From the records below, copy each line that has the word "Hospitalized" in it.

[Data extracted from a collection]
---

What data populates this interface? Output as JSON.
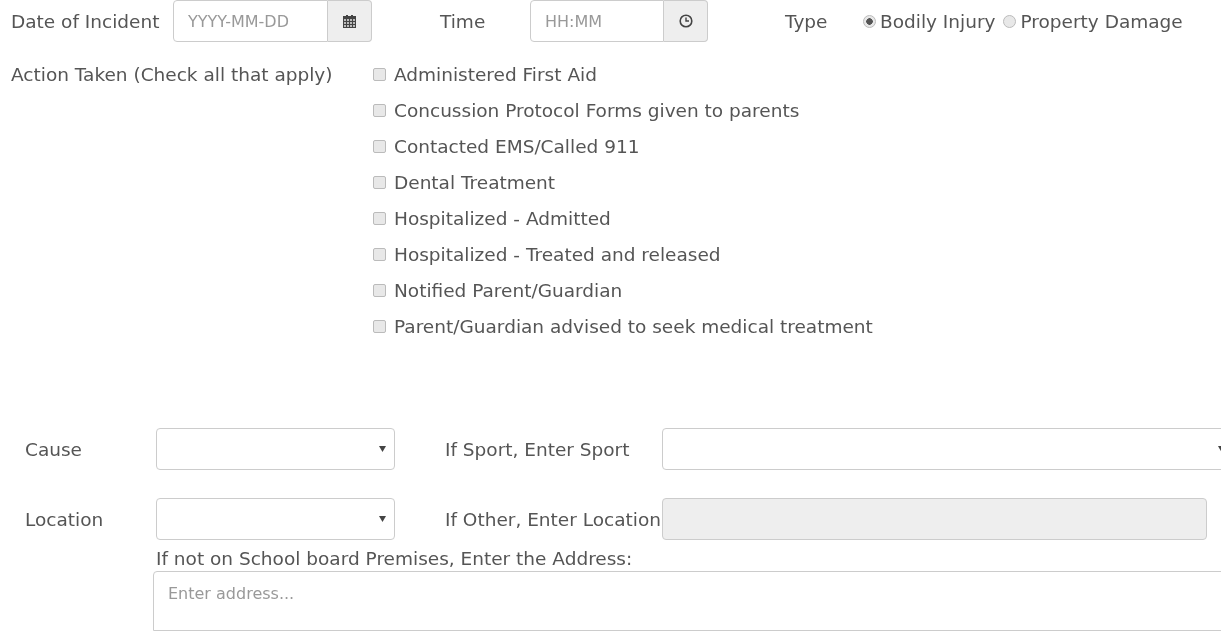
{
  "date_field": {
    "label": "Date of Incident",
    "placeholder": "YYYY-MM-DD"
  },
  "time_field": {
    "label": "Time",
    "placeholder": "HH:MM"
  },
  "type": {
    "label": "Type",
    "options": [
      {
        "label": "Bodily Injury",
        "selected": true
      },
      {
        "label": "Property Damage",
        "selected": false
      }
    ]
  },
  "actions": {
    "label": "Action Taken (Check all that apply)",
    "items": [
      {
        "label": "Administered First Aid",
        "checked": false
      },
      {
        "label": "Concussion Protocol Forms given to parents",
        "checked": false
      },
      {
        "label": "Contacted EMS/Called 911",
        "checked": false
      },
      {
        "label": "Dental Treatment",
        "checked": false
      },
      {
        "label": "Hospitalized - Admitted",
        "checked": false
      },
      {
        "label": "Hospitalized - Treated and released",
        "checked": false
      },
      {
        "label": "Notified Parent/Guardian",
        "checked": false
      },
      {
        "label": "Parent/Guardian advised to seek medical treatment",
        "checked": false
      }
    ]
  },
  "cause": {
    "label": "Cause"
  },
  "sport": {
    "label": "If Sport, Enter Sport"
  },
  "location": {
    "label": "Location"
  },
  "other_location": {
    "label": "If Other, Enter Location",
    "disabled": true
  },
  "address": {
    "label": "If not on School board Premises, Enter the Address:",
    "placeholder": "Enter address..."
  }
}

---

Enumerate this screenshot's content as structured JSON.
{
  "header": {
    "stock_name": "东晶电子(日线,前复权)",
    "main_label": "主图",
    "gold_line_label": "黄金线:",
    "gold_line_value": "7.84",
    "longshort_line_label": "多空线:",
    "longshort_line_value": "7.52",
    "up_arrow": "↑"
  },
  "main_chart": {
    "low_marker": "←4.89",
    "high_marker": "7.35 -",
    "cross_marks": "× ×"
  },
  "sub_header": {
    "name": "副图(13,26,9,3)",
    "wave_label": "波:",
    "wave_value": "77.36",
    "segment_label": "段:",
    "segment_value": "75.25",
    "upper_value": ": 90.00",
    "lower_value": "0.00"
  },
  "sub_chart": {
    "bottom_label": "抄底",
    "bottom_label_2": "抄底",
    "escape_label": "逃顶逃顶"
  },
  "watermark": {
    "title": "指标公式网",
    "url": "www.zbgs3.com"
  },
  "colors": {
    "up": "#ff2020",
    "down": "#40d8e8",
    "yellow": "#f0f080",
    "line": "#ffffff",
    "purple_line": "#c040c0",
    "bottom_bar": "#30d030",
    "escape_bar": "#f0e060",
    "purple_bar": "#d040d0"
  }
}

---

Response box:
        "label": "Hospitalized - Admitted",
        "label": "Hospitalized - Treated and released",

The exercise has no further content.